Required work
For every line in the records below that holds "card", make a copy.

Data entries
..........
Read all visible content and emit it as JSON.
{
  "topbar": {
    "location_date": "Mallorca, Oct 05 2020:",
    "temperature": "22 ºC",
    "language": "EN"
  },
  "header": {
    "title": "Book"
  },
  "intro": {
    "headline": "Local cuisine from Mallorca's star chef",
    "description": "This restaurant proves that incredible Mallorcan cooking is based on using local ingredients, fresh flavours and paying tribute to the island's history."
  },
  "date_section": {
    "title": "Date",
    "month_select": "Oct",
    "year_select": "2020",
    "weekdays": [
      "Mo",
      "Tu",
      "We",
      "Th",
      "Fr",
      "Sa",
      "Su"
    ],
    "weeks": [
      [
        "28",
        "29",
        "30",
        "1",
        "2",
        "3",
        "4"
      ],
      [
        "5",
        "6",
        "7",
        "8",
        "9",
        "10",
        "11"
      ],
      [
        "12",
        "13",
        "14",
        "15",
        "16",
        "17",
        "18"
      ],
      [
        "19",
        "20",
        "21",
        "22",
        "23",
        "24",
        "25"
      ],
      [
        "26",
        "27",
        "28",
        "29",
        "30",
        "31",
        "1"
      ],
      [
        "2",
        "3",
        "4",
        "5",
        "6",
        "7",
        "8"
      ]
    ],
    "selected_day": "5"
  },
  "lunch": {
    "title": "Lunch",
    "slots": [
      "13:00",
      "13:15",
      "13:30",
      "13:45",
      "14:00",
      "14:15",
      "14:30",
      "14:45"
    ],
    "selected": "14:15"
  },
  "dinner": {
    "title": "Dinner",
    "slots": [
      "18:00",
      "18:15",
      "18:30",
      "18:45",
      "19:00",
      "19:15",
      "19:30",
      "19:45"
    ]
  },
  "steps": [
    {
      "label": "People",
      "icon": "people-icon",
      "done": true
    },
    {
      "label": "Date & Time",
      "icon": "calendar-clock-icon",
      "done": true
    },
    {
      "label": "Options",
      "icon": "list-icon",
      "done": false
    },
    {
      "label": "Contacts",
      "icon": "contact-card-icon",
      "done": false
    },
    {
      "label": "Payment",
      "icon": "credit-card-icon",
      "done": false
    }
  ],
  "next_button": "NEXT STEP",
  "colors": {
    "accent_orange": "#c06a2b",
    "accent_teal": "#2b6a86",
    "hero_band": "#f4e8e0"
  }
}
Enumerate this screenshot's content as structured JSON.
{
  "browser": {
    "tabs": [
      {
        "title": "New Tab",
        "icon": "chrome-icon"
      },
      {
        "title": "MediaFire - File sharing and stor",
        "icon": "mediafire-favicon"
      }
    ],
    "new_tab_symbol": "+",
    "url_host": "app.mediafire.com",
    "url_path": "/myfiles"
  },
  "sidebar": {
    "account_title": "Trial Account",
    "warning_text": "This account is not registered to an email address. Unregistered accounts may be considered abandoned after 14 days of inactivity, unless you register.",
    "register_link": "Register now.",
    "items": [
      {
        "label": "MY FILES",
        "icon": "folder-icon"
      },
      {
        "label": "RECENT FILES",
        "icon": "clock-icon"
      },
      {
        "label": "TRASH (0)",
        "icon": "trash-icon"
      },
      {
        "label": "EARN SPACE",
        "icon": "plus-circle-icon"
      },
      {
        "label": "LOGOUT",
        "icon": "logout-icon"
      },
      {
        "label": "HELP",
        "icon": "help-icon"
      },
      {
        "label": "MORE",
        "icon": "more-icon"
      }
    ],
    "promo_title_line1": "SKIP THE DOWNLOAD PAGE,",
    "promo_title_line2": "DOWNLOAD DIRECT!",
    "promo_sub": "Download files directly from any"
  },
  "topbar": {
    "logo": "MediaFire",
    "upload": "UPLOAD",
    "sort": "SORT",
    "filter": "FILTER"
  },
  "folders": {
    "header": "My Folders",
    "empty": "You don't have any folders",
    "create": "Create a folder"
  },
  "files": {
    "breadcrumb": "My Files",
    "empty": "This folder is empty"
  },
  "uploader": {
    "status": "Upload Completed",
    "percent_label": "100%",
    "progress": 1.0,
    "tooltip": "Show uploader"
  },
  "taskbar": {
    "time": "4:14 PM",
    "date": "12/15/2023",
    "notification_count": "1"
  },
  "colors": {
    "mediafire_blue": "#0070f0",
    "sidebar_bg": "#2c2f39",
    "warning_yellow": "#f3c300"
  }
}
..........
Exercise output
      "icon": "contact-card-icon",
      "icon": "credit-card-icon",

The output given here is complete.